Summer Friendships: Helping Your Child Who is Blind or Low Vision Develop and Maintain Connections

Summer offers most young people additional free time due to fewer academic responsibilities. The season is ripe for your child who is blind or low vision to develop and maintain friendships through planning and attending get-togethers. Consider with me who your child can meet up with, any social skills needing improvement, and any accessibility concerns—all … Continued

APH ConnectCenter Physical Activity Webinar Programs 

by Dr. Lauren Lieberman and Ruth Childs Editor’s Note: Dr. Lauren Lieberman and Ruth Childs share information about a seven-part APH ConnectCenter webinar series where Dr. Lieberman and additional experts will provide information, examples, and tools to support access to recreation and physical activity for all children, including those who are blind or low vision.  … Continued

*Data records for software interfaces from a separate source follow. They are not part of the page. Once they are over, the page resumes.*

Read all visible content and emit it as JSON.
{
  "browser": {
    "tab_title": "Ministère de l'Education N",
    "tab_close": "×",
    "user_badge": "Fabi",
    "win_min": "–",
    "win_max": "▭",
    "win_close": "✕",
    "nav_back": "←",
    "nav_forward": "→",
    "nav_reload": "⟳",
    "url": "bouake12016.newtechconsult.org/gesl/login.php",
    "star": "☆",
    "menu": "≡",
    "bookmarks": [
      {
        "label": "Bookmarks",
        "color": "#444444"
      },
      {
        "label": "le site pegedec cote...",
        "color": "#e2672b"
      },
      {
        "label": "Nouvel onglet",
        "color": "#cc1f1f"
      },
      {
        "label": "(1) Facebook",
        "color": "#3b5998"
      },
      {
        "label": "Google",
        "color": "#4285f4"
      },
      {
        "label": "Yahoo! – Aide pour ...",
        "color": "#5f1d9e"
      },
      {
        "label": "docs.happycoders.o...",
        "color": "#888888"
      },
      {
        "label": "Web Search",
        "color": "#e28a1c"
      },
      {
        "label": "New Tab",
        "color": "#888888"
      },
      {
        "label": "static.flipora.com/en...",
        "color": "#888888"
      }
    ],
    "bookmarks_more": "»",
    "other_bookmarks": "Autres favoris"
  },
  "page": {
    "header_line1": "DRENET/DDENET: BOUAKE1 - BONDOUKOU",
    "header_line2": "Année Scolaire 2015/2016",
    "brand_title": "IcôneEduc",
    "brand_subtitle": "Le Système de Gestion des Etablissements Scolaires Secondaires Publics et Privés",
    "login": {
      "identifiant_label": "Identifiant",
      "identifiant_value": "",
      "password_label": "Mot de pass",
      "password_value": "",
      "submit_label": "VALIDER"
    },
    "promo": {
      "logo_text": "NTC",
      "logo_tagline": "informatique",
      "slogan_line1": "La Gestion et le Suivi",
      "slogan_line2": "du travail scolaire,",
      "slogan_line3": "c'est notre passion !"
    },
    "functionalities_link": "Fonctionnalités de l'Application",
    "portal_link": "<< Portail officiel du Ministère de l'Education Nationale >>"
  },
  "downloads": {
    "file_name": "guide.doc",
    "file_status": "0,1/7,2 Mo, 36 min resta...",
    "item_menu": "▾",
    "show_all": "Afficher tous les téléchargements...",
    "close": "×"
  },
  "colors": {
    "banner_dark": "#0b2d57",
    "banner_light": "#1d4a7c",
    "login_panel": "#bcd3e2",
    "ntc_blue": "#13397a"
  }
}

An Autobiography: Helping Your Child Write and Share His Story Which Includes a Vision Impairment

We all have a story to tell. Your heritage and culture, family and friends, home and school and work environments, interests, habits, and choices, and your experiences shape your character—the character of your story, that is. The same is true for your child who is blind or visually impaired.  Crafting the story  Wouldn’t it be … Continued

Eddie is sitting next to his teacher, Julie, reading APH's "Splish the Fish" in braille using hand-under-hand while both are smiling.

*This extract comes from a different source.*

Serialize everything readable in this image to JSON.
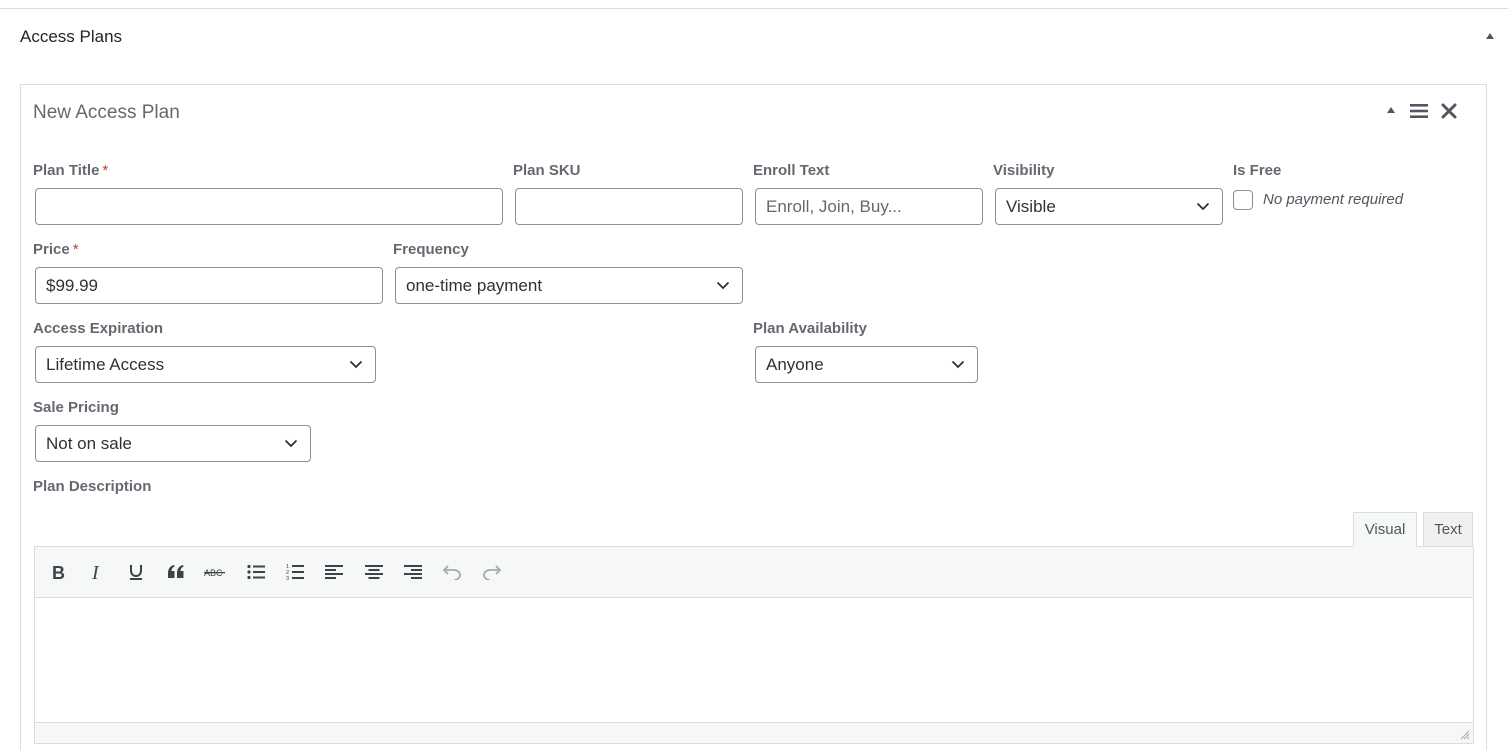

My Version of “The Bill of Rights”

Last year, a document was created by the Council of Schools and Services for the Blind (COSB) and the Association for Education and Rehabilitation of the Blind and Visually Impaired (AERBVI). The document is titled, “A Bill of Rights for All Children with Visual Impairment and their Families.” The idea for this document came about … Continued

Eddie smiling with table full of lessons and manipulatives at home

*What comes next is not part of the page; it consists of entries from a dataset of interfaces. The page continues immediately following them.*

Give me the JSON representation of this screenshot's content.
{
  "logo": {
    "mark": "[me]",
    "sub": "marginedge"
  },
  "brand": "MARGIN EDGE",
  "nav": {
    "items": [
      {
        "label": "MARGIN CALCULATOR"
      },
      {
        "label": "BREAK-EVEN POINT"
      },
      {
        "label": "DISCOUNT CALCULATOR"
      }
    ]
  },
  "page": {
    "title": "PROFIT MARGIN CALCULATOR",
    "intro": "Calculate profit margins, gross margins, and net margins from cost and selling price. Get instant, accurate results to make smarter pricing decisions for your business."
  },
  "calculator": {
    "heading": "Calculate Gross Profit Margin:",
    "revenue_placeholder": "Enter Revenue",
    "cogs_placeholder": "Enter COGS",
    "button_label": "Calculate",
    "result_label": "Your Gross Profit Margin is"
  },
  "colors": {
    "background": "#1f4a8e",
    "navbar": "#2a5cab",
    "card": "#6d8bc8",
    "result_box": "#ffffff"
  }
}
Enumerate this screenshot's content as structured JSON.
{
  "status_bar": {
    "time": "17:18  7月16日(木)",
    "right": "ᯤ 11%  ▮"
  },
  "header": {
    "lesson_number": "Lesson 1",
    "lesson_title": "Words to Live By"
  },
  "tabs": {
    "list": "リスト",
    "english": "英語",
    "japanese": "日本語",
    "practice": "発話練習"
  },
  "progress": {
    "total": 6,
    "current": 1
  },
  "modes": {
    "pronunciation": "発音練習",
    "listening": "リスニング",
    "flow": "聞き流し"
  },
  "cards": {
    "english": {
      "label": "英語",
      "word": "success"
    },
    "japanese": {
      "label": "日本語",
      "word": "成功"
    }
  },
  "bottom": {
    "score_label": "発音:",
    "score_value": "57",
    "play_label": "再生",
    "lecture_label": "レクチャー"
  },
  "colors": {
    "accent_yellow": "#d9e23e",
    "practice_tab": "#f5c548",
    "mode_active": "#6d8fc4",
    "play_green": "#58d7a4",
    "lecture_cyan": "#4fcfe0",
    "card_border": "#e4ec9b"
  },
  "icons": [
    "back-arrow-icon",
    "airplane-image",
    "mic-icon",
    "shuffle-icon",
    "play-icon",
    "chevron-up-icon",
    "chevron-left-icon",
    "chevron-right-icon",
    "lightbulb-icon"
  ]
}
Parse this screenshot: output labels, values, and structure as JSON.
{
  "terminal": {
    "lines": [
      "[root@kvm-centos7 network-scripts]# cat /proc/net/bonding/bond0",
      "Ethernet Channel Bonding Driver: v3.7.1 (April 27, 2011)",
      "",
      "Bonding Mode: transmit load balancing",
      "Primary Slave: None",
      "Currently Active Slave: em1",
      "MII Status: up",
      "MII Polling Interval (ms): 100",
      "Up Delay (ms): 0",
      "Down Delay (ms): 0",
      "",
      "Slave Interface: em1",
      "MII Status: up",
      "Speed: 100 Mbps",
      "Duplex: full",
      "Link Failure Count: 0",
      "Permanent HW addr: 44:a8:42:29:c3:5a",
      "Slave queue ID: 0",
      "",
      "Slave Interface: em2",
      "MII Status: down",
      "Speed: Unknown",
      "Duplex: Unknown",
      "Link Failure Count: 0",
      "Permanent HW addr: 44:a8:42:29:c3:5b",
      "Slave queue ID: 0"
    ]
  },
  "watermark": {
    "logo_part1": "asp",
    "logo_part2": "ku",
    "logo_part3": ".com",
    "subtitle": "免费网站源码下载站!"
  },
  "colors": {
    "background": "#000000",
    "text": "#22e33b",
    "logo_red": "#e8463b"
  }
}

Adventures in Remote Schooling

After some time to adjust, Eddie started getting remote instruction. He has a very robust schedule when he’s attending in person at the Texas School for the Blind and Visually Impaired. We obviously can’t pull that off at home, so his teachers reached out in an effort to discover what was reasonable for our family … Continued

Eddie smiling while swinging on a swing set
Eddie wearing headphones, smiling

Spring Break Extended

When my son, Eddie, is home for days without structure or routine, he becomes a hot mess. We get nervous gearing up for spring break every year. Last week, before the world stood still, we even had his teacher and speech language therapist pay us a home visit to help set-up a schedule for unstructured days. They gave us tactile symbols for his favorite restaurant and shopping establishments…and now those can’t even be used.

Emily and Eddie at TSBVI!

Many parents of children who are blind end up becoming teachers of the visually impaired (TVIs) or orientation and mobility specialists. As our children grow, we acquire greater insight into the complexity of their needs, and become intrigued by the work of their experts. I became a TVI when Eddie was six years old and … Continued